Months were spent in musuem basements, next to the ghostly skeletal remains of our lost biodiversity, measuring fossil Leiopelma frog bones. Photos by Luke Easton.

Probably the most startling discovery, and the one with the biggest conservation management implications, is that Archey’s, Hamilton’s and Maud Island Frogs are probably the same species, not three separate species as currently known. There is no morphological difference between these three frogs, supported by a lack of genetic divergence between these species, based off modern DNA. Ongoing ancient DNA research is currently underway to see if this pattern holds but it’s already clear that the distribution was much wider prior to Polynesian arrival in New Zealand, opening up the possibility of translocations and genetic rescue of inbred populations. In the meantime, we may need to think about a new common name for this frog to avoid confusion.

 

frog
Will the real frog please stand up….Morphological and modern genetic evidence suggest that Archey’s (left), Hamilton’s (middle) and Maud Island (right) Frogs are the same species. Photos by Luke Easton, Phil Bishop and Steve Reilly.

 

But what could possibly have caused this contemporary disjunct distribution? It’s likely that ancestral frogs were widespread around the North Island and northern South Island during the height of the last Ice Age. Rising sea levels due to melting polar ice caps isolated some frog populations on Stephens and Maud Islands, with the latter arrival of Polynesians causing the extinction of intervening populations, resulting in the distribution we know today.

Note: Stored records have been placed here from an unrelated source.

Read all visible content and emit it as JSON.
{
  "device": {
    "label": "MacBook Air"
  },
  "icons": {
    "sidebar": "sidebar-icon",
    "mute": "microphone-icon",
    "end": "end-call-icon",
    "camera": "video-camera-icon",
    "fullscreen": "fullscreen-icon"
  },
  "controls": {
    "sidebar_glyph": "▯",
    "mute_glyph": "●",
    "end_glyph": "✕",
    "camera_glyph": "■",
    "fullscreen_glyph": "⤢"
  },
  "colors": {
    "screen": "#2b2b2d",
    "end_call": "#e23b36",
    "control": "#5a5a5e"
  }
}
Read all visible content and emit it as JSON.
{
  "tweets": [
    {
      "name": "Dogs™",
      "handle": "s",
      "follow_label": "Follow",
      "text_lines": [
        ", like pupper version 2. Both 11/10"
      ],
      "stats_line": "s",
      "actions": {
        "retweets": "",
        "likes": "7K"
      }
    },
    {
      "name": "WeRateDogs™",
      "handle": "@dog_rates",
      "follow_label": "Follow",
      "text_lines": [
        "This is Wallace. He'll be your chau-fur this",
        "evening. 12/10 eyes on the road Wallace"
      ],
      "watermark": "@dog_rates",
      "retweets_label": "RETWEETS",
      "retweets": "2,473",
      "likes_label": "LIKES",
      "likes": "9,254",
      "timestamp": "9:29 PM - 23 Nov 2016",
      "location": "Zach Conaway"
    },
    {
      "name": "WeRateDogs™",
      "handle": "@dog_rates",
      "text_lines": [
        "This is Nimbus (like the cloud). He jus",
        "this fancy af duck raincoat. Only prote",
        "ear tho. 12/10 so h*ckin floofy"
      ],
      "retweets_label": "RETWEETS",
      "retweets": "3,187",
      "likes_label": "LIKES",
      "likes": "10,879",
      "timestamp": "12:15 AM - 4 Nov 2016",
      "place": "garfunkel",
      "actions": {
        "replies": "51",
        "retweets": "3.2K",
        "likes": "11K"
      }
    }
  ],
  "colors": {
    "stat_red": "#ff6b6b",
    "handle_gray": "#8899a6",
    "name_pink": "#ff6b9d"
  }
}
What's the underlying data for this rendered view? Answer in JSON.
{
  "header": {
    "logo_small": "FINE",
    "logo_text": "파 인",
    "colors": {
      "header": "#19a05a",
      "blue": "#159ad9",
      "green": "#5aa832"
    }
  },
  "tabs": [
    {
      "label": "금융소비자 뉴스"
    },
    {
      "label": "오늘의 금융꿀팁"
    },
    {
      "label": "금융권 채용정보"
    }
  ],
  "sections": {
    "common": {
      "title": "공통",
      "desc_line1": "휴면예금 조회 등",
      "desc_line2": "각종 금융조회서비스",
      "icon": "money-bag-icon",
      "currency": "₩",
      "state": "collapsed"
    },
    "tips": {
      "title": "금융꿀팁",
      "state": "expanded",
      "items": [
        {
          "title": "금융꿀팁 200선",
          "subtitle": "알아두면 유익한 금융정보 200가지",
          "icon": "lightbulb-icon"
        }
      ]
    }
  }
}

Further ancient DNA research will also settle the debate over whether isolated Hochstetter’s Frog populations are different subspecies or management units. As well as informing species conservation, the impact of Polynesians may have been far greater than ever thought. The morphological analysis showed that the extinct Markham’s Frog (L. markhami) may represent numerous cryptic taxa, rather than one widespread taxon, as a result of glacier driven evolution (i.e. glacial ice during the height of the last Ice Age promoting the evolution of biodiversity through isolation in glacial refugia…think of the characters in the movie Ice Age migrating south to escape the oncoming long winter). Ancient DNA will no doubt shed light on this interesting pattern.

The key to the present, and I would argue, the future, is the past. Palaeontology and ancient DNA have the ability to radically change our knowledge of the biological heritage of New Zealand unique biodiversity. These precious frog bones from Martinborough’s Cave of Bones, and other fossil localities, so often neglected in the pursuit of larger, more charismatic species, are a treasure trove of information on New Zealand pre-human past. The growing field of Conservation Palaeontology has the ability to inform conservation management decisions, and provide answers to some of the hard questions facing conservation practitioners and ecosanctuaries, such as whether conservation efforts are classified as ecological restoration or stamp collecting of endangered species. Only time and further ancient DNA research will tell…

Luke Easton’s paper ‘Testing species limits of New Zealand’s leiopelmatid frogs through morphometric analyses’ has just been awarded the Department of Zoology Fairlea Prize for the best paper by a male postgraduate student.